### Exercise goal:
Output the following data exactly.
===
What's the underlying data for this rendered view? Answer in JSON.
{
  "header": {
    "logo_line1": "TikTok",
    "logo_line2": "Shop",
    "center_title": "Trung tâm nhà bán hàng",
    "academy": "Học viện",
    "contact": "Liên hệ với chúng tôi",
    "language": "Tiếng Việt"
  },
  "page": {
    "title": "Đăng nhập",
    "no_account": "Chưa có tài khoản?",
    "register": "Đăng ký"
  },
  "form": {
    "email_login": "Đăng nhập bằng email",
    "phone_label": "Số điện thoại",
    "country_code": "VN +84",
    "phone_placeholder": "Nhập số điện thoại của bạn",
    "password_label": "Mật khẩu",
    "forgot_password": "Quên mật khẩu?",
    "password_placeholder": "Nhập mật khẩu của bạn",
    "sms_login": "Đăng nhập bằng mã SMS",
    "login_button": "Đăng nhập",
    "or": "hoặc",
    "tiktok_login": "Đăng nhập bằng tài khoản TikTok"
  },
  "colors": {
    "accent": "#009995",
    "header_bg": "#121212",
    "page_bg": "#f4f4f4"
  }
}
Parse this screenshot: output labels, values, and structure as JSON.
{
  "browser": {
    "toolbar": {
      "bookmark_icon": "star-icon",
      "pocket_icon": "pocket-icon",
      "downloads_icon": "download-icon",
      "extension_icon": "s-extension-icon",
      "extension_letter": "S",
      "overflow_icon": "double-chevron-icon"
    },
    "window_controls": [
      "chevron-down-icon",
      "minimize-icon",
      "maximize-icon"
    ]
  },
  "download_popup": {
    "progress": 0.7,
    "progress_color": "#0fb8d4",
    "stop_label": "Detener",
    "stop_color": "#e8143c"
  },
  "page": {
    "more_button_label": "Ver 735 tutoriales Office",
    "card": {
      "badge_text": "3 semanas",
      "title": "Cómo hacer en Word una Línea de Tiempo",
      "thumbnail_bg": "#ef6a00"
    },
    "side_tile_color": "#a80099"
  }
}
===
### Exercise output:
What's the underlying data for this rendered view? Answer in JSON.
{
  "header": {
    "logo_line1": "TikTok",
    "logo_line2": "Shop",
    "center_title": "Trung tâm nhà bán hàng",
    "academy": "Học viện",
    "contact": "Liên hệ với chúng tôi",
    "language": "Tiếng Việt"
  },
  "page": {
    "title": "Đăng nhập",
    "no_account": "Chưa có tài khoản?",
    "register": "Đăng ký"
  },
  "form": {
    "email_login": "Đăng nhập bằng email",
    "phone_label": "Số điện thoại",
    "country_code": "VN +84",
    "phone_placeholder": "Nhập số điện thoại của bạn",
    "password_label": "Mật khẩu",
    "forgot_password": "Quên mật khẩu?",
    "password_placeholder": "Nhập mật khẩu của bạn",
    "sms_login": "Đăng nhập bằng mã SMS",
    "login_button": "Đăng nhập",
    "or": "hoặc",
    "tiktok_login": "Đăng nhập bằng tài khoản TikTok"
  },
  "colors": {
    "accent": "#009995",
    "header_bg": "#121212",
    "page_bg": "#f4f4f4"
  }
}
Parse this screenshot: output labels, values, and structure as JSON.
{
  "browser": {
    "toolbar": {
      "bookmark_icon": "star-icon",
      "pocket_icon": "pocket-icon",
      "downloads_icon": "download-icon",
      "extension_icon": "s-extension-icon",
      "extension_letter": "S",
      "overflow_icon": "double-chevron-icon"
    },
    "window_controls": [
      "chevron-down-icon",
      "minimize-icon",
      "maximize-icon"
    ]
  },
  "download_popup": {
    "progress": 0.7,
    "progress_color": "#0fb8d4",
    "stop_label": "Detener",
    "stop_color": "#e8143c"
  },
  "page": {
    "more_button_label": "Ver 735 tutoriales Office",
    "card": {
      "badge_text": "3 semanas",
      "title": "Cómo hacer en Word una Línea de Tiempo",
      "thumbnail_bg": "#ef6a00"
    },
    "side_tile_color": "#a80099"
  }
}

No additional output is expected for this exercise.